(Excerpts from an interface dataset)
—————

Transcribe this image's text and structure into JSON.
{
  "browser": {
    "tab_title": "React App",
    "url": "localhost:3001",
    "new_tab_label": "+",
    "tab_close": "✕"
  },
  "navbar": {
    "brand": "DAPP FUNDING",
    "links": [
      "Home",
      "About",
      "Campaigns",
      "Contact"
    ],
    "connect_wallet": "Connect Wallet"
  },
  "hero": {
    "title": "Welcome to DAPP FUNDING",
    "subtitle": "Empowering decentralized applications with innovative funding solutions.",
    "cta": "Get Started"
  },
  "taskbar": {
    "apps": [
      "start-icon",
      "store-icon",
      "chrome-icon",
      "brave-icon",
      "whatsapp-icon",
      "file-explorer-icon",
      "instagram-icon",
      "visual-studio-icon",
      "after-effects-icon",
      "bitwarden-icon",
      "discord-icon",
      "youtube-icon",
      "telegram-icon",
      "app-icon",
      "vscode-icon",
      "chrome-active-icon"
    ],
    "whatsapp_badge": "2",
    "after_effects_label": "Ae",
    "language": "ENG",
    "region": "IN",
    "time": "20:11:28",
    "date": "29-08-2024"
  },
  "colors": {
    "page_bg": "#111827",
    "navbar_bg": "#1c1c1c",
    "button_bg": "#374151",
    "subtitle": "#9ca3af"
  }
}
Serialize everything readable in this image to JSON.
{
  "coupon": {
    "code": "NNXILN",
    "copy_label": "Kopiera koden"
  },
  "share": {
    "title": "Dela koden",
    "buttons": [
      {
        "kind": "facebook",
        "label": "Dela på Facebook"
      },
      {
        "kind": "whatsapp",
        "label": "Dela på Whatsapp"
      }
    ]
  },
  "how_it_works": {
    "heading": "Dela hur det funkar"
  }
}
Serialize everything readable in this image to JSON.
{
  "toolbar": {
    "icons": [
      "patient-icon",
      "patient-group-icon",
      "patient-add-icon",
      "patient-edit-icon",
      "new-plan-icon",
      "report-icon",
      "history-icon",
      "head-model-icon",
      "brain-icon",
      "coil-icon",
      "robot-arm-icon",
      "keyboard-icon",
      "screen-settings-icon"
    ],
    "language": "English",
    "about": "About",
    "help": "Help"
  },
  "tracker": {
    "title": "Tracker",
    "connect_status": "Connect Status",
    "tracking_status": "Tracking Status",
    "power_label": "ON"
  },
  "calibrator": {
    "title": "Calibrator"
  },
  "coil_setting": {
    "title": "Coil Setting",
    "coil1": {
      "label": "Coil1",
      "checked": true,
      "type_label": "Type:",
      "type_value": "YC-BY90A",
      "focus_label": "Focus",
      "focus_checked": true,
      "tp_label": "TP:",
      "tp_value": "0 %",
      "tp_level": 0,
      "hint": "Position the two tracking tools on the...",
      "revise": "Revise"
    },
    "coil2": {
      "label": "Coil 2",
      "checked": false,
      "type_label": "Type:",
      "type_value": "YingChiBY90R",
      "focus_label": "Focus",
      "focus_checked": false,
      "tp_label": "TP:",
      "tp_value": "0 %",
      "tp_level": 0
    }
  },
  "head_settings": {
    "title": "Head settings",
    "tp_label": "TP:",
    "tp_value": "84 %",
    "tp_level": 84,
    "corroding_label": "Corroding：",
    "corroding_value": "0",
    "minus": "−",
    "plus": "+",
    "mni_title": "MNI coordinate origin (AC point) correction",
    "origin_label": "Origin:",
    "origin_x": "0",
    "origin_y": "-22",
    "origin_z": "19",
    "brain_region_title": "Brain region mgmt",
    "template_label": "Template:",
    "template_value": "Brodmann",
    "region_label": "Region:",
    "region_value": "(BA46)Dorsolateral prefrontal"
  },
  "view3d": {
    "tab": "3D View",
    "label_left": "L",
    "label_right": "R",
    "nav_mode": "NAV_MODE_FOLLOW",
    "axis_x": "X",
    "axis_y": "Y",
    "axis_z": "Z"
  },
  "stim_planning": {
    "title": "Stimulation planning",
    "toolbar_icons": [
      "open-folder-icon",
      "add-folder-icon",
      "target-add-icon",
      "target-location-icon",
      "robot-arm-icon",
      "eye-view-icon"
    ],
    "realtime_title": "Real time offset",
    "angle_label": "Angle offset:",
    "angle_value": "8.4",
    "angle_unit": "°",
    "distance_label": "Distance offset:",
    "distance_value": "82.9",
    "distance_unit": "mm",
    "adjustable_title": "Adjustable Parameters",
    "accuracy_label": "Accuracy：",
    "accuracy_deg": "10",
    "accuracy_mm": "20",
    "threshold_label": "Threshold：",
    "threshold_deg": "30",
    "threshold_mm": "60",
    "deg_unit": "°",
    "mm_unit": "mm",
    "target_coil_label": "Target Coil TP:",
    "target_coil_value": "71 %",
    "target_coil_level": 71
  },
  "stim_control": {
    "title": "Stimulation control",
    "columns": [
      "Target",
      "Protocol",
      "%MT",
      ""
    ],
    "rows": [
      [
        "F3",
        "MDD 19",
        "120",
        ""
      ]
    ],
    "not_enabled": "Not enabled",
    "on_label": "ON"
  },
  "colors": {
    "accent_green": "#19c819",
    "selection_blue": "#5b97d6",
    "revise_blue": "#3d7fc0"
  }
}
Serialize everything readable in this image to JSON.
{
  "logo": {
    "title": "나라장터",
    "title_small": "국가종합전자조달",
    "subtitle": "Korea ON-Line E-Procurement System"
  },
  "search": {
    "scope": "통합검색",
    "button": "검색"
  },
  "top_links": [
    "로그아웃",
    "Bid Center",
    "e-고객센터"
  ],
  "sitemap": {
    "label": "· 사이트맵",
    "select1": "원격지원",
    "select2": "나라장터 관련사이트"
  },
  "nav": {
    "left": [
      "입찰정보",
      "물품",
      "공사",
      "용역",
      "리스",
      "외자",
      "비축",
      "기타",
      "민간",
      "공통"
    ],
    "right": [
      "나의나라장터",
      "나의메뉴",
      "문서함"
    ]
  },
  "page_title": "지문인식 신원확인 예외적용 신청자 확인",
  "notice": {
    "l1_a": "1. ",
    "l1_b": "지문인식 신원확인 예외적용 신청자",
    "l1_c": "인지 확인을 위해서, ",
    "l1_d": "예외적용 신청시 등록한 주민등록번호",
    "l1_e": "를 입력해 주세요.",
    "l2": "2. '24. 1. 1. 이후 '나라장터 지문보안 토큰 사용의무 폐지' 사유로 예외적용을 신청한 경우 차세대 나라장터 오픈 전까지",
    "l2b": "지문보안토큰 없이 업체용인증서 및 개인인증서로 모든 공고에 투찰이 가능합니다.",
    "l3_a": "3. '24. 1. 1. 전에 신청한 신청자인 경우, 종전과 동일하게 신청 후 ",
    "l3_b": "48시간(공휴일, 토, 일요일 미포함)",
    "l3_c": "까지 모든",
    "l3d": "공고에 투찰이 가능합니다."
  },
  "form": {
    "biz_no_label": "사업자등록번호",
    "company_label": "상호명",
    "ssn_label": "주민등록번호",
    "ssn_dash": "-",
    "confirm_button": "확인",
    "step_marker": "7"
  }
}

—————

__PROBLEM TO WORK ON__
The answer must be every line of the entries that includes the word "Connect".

__EXERCISE RESPONSE__
    "connect_wallet": "Connect Wallet"
    "connect_status": "Connect Status",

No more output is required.